We explain Word Stress (placed on a syllable inside a word) and Sentence Stress (placed on words within a sentence).
Word Stress is the accent given to a syllable in a word. The stressed syllable is emphasized, it sounds stronger than the others.
Each word has its Stress pattern. It depends on how many syllables the word has, some words are stressed on the first syllable, some on the second, the third, etc.
Take three words: politics, political and politician. They have different sounds because they have different stressed syllables (we will mark them in Capital Letters).
Capital letters (indicate stressed syllable).
Dots (indicate syllabification).
There are certain rules, each word has only one Main Stress (or Primary Stress). If there is another stressed syllable, it is called Secondary Stress.
In Dictionaries, you will find them like this: Politician/ˌpɒl.ɪˈtɪʃ.ən/ In this case, the stressed syllable starts in T, so it has the high accent mark indicating the Main Stress. The syllable PO has Secondary Stress, so it has a low accent mark.
Remember that the stressed syllable is pronounced more forcefully than the others, so the Secondary Stress is like a "half" stress between the strong and long Main Stress and no Stress at all.
The syllables that are not stressed are weaker, they are pronounced quickly since they are not as important as the stressed syllable.
Main Stress affects only the vowel sound and not the consonants, so the vowel in a stressed syllable gets its full vowel sound. The vowel in an unstressed syllable is shortened and sometimes, it is pronounced as a schwa /ə/.
If you focus on the stressed syllables when speaking and listening, you will improve your pronunciation and comprehension.
Sentence Stress is the accent given to some words in a sentence. It is like the "music" of the spoken language since it gives rhythm to the sentence.
Some words are stressed, they are pronounced more forcefully than the others, which are weaker.
Sentence Stress (or Prominence) is chosen by the speaker. It depends on the meaning of the message or the importance that the speaker wants to attribute to the chosen words.
Take the following examples: (We use Capital Letters to indicate which word is stressed).
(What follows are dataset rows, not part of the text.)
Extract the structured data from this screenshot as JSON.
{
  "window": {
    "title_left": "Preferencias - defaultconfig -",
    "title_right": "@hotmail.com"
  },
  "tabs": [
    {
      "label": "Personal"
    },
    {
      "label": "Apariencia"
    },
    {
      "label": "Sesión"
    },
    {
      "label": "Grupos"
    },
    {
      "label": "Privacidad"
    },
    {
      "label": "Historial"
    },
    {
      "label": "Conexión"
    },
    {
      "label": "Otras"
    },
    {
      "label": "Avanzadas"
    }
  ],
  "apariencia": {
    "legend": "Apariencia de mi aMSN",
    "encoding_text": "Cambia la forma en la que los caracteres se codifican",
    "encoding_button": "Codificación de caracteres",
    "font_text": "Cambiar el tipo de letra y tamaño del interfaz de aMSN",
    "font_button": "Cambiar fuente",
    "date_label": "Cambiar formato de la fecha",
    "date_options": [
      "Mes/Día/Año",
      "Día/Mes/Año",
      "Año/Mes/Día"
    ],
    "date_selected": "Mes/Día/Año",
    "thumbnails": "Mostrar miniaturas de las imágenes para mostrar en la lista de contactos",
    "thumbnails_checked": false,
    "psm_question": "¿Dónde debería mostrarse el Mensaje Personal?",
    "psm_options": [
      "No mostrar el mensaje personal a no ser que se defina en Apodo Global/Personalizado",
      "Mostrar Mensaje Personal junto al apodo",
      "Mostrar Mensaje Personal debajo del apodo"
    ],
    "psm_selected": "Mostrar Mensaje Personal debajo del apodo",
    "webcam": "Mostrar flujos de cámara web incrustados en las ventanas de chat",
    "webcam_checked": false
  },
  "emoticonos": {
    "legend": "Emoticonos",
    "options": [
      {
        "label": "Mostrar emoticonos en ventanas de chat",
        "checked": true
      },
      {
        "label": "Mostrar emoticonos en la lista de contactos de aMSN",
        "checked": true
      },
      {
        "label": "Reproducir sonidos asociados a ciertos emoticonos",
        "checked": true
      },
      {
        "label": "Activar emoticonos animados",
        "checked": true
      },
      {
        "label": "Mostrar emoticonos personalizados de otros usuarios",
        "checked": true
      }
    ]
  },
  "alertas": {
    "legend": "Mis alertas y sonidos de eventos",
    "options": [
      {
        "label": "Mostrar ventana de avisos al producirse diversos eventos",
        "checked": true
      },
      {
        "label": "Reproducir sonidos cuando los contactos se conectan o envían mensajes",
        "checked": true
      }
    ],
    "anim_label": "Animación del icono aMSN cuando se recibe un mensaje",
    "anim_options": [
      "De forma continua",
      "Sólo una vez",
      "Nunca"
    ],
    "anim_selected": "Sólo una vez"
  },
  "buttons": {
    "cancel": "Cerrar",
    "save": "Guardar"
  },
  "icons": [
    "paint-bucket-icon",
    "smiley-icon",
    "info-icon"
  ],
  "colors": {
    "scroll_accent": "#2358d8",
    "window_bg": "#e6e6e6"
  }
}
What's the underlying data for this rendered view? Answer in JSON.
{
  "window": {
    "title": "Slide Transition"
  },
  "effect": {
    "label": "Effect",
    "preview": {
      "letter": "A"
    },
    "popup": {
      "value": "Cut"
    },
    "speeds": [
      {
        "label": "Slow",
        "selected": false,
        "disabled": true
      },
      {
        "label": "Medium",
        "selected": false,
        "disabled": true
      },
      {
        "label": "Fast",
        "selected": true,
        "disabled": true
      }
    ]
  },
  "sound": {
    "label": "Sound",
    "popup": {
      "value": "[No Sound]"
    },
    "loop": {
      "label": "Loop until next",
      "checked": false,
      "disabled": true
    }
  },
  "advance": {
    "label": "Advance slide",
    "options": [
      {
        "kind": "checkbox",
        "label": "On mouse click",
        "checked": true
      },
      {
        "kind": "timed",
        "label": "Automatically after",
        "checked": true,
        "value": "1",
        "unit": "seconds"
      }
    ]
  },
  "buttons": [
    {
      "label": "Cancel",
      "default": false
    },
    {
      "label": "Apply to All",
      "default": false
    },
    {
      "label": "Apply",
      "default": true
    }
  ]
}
Bart lived in CANADA (where he used to live is the most important info of the message).
BART lived in Canada (the person who lived in Canada is the most important info).
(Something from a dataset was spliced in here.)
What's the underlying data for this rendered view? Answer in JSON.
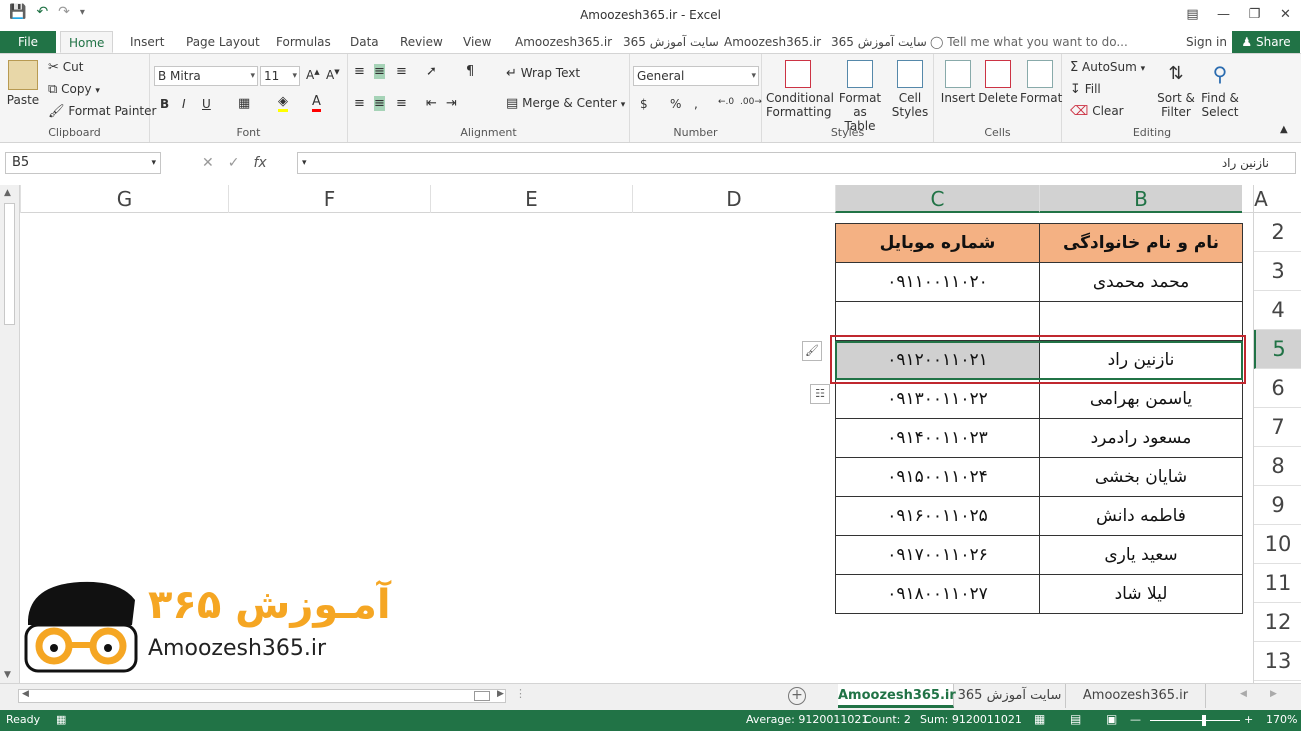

As you can see, Sentence Stress is used by the speaker to give Prominence to some words, implying that they are more important than the others and changing the meaning of the message.
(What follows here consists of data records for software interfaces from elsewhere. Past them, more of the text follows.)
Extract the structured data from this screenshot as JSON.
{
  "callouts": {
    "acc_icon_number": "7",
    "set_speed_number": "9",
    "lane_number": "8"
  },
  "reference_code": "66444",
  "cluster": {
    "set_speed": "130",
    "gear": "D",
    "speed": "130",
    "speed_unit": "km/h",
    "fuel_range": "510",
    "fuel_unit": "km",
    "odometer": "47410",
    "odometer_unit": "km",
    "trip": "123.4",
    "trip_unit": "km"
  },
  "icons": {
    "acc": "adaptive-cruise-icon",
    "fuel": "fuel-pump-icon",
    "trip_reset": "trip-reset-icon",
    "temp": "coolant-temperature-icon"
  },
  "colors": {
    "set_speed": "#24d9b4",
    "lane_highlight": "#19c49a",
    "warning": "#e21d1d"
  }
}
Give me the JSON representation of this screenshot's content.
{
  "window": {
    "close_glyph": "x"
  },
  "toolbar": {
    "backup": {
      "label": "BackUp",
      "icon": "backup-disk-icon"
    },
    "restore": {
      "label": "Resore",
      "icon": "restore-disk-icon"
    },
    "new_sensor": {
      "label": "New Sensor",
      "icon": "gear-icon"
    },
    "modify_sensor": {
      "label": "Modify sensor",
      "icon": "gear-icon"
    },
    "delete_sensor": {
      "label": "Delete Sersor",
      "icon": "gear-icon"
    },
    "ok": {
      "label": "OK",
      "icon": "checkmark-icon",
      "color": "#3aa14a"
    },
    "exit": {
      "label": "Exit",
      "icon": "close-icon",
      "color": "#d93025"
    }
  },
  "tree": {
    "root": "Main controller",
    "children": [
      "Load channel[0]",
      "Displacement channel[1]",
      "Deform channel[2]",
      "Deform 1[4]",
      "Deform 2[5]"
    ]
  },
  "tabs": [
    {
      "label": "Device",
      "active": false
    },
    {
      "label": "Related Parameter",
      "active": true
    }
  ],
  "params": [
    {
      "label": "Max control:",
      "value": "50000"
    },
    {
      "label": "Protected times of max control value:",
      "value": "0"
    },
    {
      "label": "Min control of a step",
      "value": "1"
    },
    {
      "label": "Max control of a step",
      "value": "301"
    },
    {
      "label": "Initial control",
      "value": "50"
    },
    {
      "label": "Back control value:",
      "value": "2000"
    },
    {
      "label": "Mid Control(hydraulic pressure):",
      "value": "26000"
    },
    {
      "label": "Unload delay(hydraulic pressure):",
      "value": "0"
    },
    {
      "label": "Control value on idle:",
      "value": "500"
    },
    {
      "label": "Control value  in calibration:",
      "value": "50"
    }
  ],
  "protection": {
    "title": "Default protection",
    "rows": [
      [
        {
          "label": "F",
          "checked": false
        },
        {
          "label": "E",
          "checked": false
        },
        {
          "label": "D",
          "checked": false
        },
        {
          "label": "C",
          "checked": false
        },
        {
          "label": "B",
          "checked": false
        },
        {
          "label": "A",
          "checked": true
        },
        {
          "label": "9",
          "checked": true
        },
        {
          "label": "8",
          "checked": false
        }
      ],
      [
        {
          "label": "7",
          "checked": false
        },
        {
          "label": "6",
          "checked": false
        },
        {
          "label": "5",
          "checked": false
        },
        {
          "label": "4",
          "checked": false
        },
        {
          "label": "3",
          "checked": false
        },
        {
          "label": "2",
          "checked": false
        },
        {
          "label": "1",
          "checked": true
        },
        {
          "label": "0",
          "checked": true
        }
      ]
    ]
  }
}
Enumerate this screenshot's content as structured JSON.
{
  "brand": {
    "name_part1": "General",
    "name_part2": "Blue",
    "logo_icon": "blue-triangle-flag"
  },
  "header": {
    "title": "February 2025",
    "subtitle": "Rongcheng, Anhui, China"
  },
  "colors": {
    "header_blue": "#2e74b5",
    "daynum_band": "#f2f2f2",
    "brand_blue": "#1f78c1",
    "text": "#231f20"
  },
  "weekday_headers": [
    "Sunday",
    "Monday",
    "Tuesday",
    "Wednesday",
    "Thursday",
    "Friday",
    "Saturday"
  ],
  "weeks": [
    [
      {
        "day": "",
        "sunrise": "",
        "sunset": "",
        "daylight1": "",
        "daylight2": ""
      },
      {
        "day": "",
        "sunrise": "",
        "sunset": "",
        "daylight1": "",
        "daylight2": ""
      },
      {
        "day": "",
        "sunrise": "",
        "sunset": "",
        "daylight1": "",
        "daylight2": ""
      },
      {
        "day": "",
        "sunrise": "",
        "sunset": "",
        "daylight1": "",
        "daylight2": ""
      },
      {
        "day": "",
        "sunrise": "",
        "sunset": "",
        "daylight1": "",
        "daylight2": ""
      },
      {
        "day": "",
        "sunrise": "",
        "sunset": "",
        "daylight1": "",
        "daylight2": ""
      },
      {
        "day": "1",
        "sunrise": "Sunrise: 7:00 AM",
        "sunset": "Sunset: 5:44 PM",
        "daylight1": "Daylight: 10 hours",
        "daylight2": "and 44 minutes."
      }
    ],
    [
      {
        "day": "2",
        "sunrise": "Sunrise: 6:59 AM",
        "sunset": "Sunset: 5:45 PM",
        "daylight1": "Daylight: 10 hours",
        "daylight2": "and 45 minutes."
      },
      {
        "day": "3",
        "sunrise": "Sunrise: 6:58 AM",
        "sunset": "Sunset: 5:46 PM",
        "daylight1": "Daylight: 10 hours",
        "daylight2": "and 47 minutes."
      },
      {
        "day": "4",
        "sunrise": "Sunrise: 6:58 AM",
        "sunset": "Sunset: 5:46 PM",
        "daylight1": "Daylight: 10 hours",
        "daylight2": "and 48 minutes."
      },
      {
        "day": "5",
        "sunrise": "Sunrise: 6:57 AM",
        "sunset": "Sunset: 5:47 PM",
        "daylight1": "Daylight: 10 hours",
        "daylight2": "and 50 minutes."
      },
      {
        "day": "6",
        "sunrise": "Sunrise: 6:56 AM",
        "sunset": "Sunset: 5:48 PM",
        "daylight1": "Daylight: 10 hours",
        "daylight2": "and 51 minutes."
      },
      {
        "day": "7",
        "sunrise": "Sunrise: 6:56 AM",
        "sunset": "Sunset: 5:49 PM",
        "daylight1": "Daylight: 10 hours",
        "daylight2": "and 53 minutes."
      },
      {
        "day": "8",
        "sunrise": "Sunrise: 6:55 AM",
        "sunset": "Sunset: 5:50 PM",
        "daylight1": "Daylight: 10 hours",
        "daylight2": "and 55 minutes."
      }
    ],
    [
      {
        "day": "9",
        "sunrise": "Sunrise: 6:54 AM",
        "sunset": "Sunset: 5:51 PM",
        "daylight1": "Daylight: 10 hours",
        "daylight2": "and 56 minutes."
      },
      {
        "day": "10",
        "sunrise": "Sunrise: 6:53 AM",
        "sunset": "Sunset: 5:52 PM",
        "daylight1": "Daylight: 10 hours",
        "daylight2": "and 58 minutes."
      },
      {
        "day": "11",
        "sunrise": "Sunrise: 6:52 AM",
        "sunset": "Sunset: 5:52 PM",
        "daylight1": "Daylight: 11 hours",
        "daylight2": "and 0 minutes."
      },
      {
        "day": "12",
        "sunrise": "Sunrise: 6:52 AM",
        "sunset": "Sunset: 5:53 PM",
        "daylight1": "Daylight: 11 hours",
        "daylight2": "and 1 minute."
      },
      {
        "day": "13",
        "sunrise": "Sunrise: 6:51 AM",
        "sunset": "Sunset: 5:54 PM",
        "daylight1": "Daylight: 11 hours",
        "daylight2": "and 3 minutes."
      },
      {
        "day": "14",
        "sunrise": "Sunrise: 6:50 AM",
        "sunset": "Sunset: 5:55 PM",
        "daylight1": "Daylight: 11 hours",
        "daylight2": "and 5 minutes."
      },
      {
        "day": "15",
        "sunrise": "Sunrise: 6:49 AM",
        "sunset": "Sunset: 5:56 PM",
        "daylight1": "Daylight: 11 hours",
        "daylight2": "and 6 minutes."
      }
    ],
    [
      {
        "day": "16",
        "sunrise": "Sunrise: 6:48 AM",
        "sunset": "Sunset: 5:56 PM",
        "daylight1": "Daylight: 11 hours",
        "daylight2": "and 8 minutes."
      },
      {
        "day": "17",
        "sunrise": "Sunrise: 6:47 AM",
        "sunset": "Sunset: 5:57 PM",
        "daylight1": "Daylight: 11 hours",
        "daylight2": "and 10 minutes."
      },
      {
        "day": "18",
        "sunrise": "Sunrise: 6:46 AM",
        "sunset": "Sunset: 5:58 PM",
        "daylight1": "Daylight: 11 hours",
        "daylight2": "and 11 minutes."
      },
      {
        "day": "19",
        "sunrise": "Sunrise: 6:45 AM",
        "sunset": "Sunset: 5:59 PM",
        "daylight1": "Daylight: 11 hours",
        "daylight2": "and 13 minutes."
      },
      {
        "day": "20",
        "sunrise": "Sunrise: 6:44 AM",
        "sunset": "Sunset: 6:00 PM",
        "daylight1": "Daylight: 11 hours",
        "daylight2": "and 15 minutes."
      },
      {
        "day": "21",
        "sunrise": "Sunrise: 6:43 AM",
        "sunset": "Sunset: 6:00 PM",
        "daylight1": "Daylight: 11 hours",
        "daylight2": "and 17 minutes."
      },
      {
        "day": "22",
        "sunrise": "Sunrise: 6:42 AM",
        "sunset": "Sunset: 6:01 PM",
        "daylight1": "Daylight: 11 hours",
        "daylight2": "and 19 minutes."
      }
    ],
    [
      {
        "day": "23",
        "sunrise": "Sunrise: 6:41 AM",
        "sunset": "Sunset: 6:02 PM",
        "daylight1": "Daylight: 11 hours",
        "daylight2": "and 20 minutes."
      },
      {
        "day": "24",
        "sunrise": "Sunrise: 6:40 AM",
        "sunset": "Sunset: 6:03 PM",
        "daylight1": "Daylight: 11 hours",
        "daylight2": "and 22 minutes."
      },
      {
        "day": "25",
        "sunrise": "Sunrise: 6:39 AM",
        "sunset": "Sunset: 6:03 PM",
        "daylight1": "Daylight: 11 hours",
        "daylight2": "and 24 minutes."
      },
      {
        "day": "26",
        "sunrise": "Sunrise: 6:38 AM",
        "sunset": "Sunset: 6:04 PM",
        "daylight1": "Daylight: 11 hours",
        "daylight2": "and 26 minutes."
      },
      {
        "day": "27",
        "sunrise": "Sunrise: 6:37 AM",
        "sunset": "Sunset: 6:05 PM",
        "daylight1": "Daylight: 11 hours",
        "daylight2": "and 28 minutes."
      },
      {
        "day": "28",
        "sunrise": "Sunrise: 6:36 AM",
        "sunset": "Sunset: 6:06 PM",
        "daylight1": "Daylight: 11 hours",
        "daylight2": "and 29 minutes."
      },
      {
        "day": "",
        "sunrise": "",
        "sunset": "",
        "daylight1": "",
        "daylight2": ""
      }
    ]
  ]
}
Within sentences, there are Content and Structure words. Content words are the important words that carry the meaning of the sentence, if we leave them out, the sentence loses its sense. So, Content words (verbs, nouns, adjectives and adverbs) are stressed.
Structure words are not stressed, they give structure to the sentence and make it grammatically correct but, if we leave them out of the sentence, it still makes sense.
If you remove the structure words from a sentence, you will probably still understand its meaning.
...SOLD...HOUSE ... MOVED ... ENGLAND
If you remove the content words from a sentence, you will not understand it.
I.... my, I've.....to.
Sentence stress (or Prominence) is key for speaking and understanding English. Remember that Sentence Stress depends on the context and is closely related to the meaning.
This is MY car. (Indicating that the car belongs to me).
THIS is my car. (Meaning that my car is this one and not any other).
I have bought TWO tickets. (Marking the amount).
I have bought two TICKETS. (I bought tickets, not other thing).
TOM is my best friend. (Meaning that Tom, not another person, is my best friend).
I didn't see YOU. (Meaning that I might have seen another person).